**Assignment:** Copy out every line of the records where the string "icon" occurs.

**Record extracts:**
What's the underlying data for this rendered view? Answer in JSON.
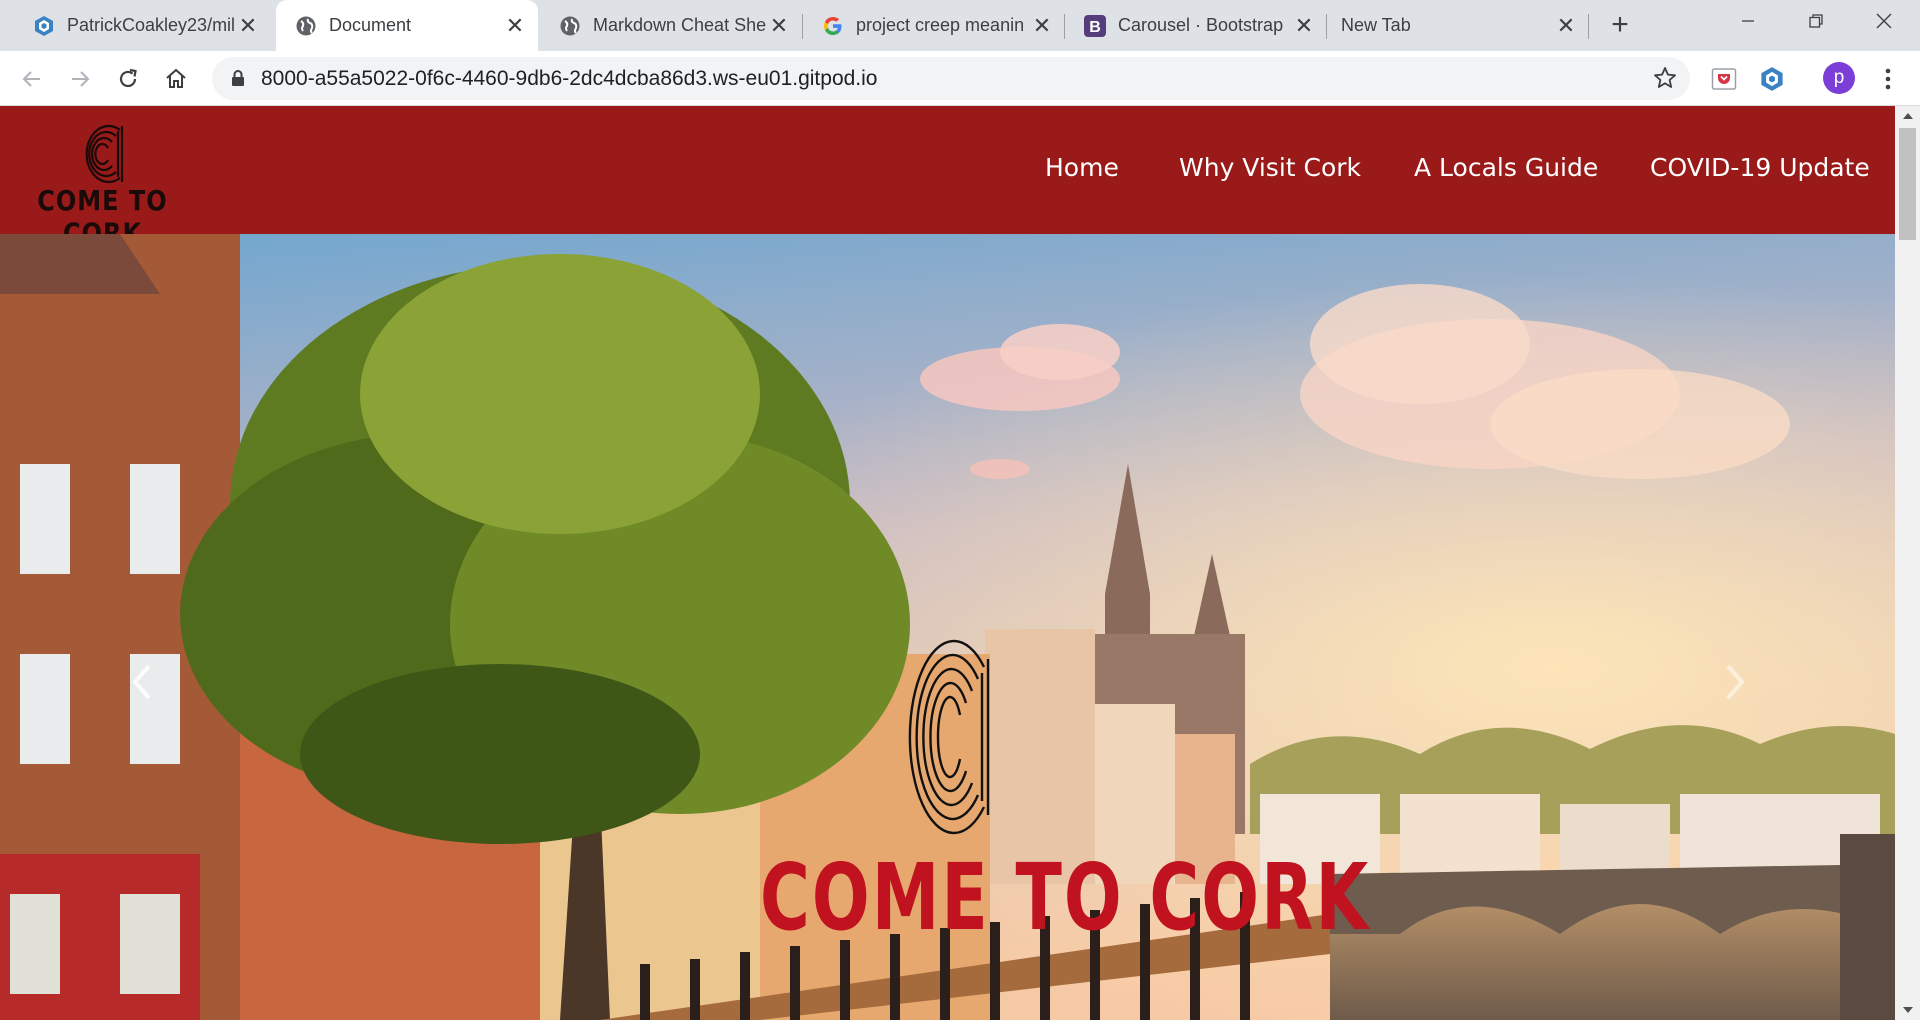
{
  "browser": {
    "tabs": [
      {
        "title": "PatrickCoakley23/mil",
        "icon": "gitpod-icon"
      },
      {
        "title": "Document",
        "icon": "globe-icon"
      },
      {
        "title": "Markdown Cheat She",
        "icon": "globe-icon"
      },
      {
        "title": "project creep meanin",
        "icon": "google-icon"
      },
      {
        "title": "Carousel · Bootstrap",
        "icon": "bootstrap-icon"
      },
      {
        "title": "New Tab",
        "icon": ""
      }
    ],
    "active_tab": "Document",
    "url": "8000-a55a5022-0f6c-4460-9db6-2dc4dcba86d3.ws-eu01.gitpod.io",
    "profile_initial": "p",
    "new_tab_symbol": "+",
    "close_symbol": "✕"
  },
  "site": {
    "brand_text": "COME TO CORK",
    "brand_letter": "C",
    "nav": [
      {
        "label": "Home"
      },
      {
        "label": "Why Visit Cork"
      },
      {
        "label": "A Locals Guide"
      },
      {
        "label": "COVID-19 Update"
      }
    ],
    "hero_title": "COME TO CORK",
    "carousel_prev_icon": "chevron-left-icon",
    "carousel_next_icon": "chevron-right-icon"
  },
  "colors": {
    "navbar": "#9a1a1a",
    "hero_title": "#c1121f",
    "tabstrip": "#dee1e6",
    "avatar": "#7b3fd8"
  }
}
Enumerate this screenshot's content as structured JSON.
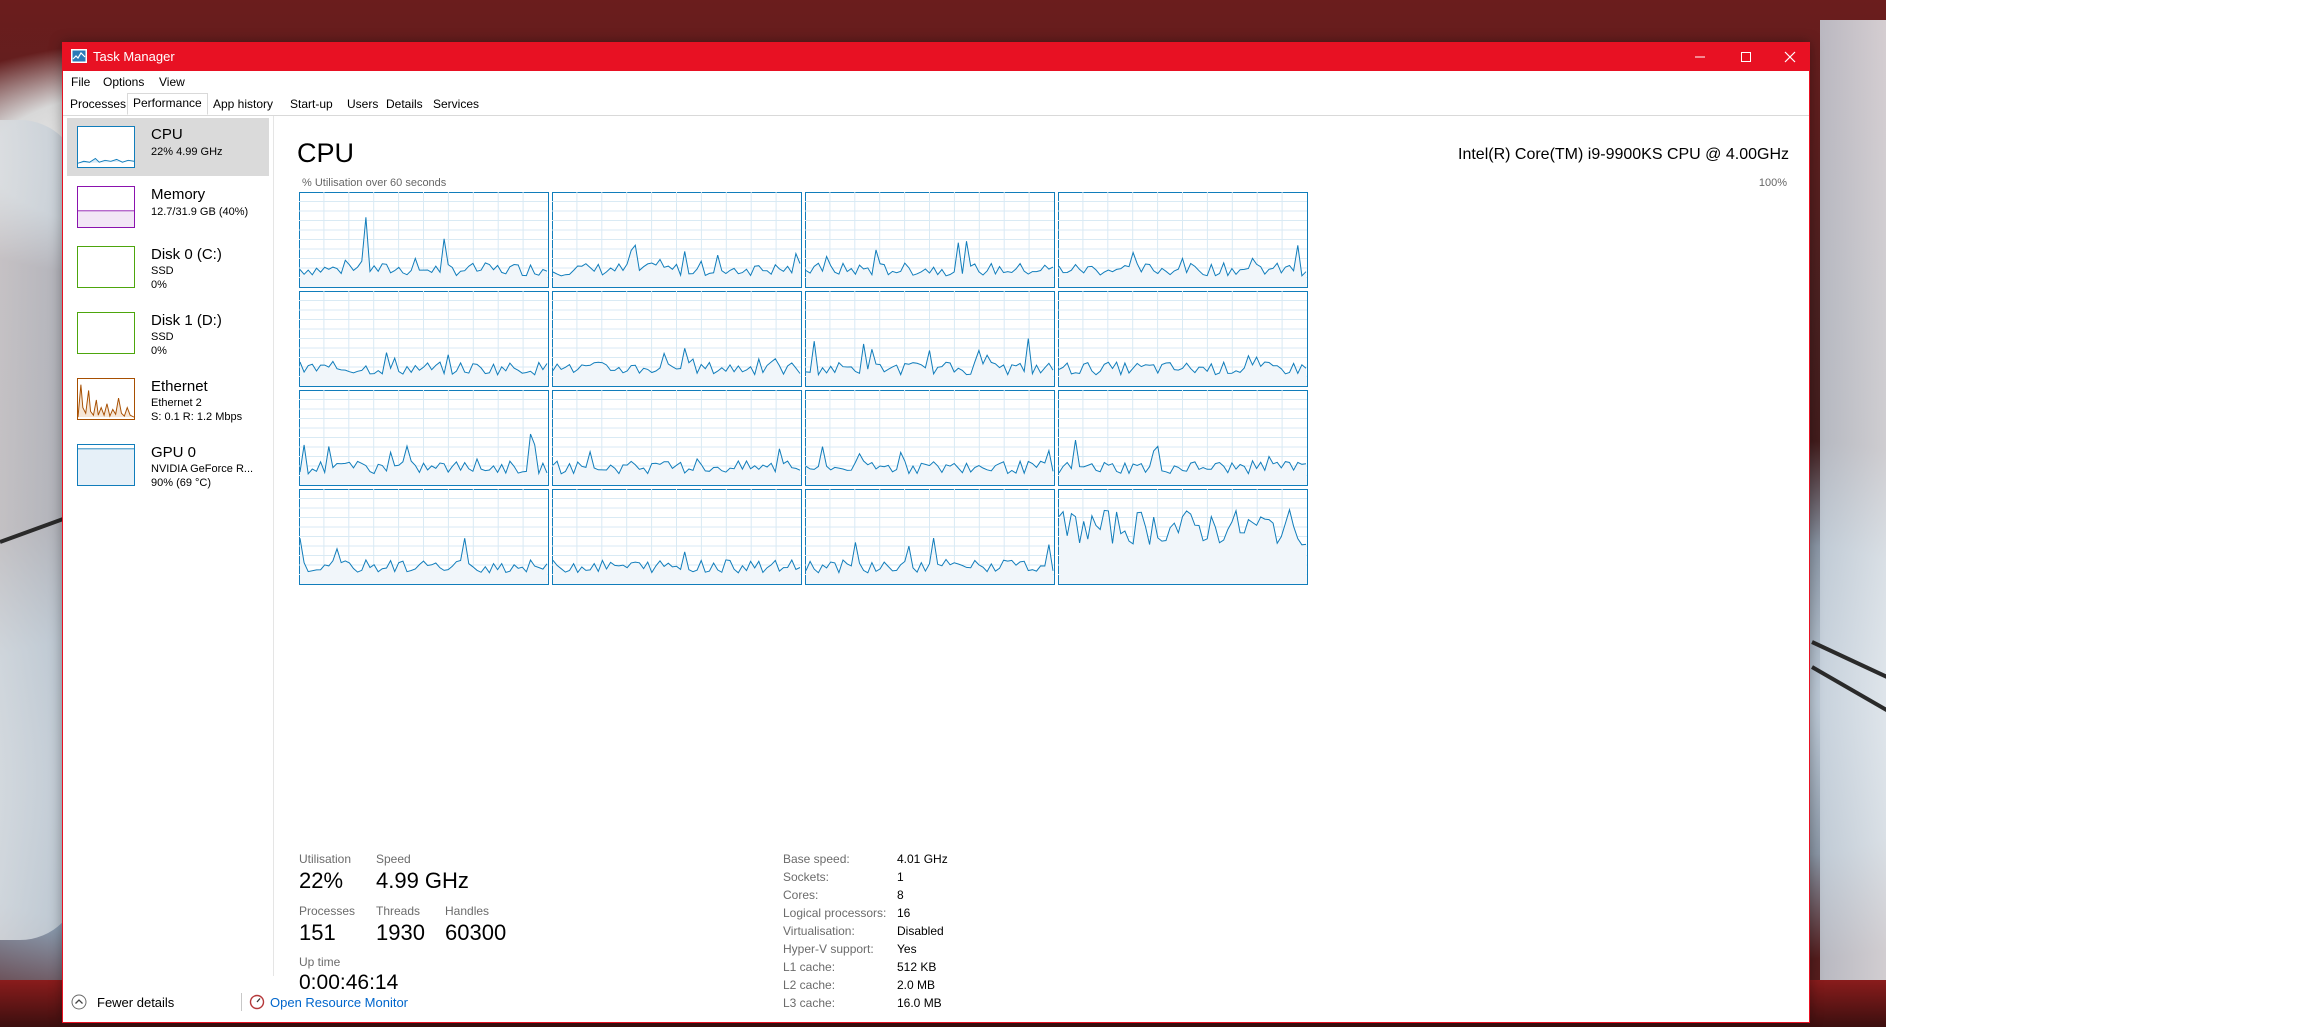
{
  "window": {
    "title": "Task Manager",
    "accent_color": "#e81123"
  },
  "menu": [
    "File",
    "Options",
    "View"
  ],
  "tabs": [
    {
      "label": "Processes",
      "active": false
    },
    {
      "label": "Performance",
      "active": true
    },
    {
      "label": "App history",
      "active": false
    },
    {
      "label": "Start-up",
      "active": false
    },
    {
      "label": "Users",
      "active": false
    },
    {
      "label": "Details",
      "active": false
    },
    {
      "label": "Services",
      "active": false
    }
  ],
  "sidebar": {
    "items": [
      {
        "title": "CPU",
        "line1": "22% 4.99 GHz",
        "line2": "",
        "color": "#117dbb",
        "selected": true
      },
      {
        "title": "Memory",
        "line1": "12.7/31.9 GB (40%)",
        "line2": "",
        "color": "#8b12ae",
        "selected": false
      },
      {
        "title": "Disk 0 (C:)",
        "line1": "SSD",
        "line2": "0%",
        "color": "#4da60c",
        "selected": false
      },
      {
        "title": "Disk 1 (D:)",
        "line1": "SSD",
        "line2": "0%",
        "color": "#4da60c",
        "selected": false
      },
      {
        "title": "Ethernet",
        "line1": "Ethernet 2",
        "line2": "S: 0.1  R: 1.2 Mbps",
        "color": "#a74f01",
        "selected": false
      },
      {
        "title": "GPU 0",
        "line1": "NVIDIA GeForce R...",
        "line2": "90% (69 °C)",
        "color": "#117dbb",
        "selected": false
      }
    ]
  },
  "cpu": {
    "heading": "CPU",
    "model": "Intel(R) Core(TM) i9-9900KS CPU @ 4.00GHz",
    "graph_label": "% Utilisation over 60 seconds",
    "graph_max": "100%",
    "graph_color": "#117dbb",
    "logical_processor_graphs": 16,
    "stats": {
      "utilisation_label": "Utilisation",
      "utilisation": "22%",
      "speed_label": "Speed",
      "speed": "4.99 GHz",
      "processes_label": "Processes",
      "processes": "151",
      "threads_label": "Threads",
      "threads": "1930",
      "handles_label": "Handles",
      "handles": "60300",
      "uptime_label": "Up time",
      "uptime": "0:00:46:14"
    },
    "properties": [
      {
        "label": "Base speed:",
        "value": "4.01 GHz"
      },
      {
        "label": "Sockets:",
        "value": "1"
      },
      {
        "label": "Cores:",
        "value": "8"
      },
      {
        "label": "Logical processors:",
        "value": "16"
      },
      {
        "label": "Virtualisation:",
        "value": "Disabled"
      },
      {
        "label": "Hyper-V support:",
        "value": "Yes"
      },
      {
        "label": "L1 cache:",
        "value": "512 KB"
      },
      {
        "label": "L2 cache:",
        "value": "2.0 MB"
      },
      {
        "label": "L3 cache:",
        "value": "16.0 MB"
      }
    ]
  },
  "footer": {
    "fewer_details": "Fewer details",
    "resource_monitor": "Open Resource Monitor"
  }
}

**Task result:**
        "icon": "gitpod-icon"
        "icon": "globe-icon"
        "icon": "globe-icon"
        "icon": "google-icon"
        "icon": "bootstrap-icon"
        "icon": ""
    "carousel_prev_icon": "chevron-left-icon",
    "carousel_next_icon": "chevron-right-icon"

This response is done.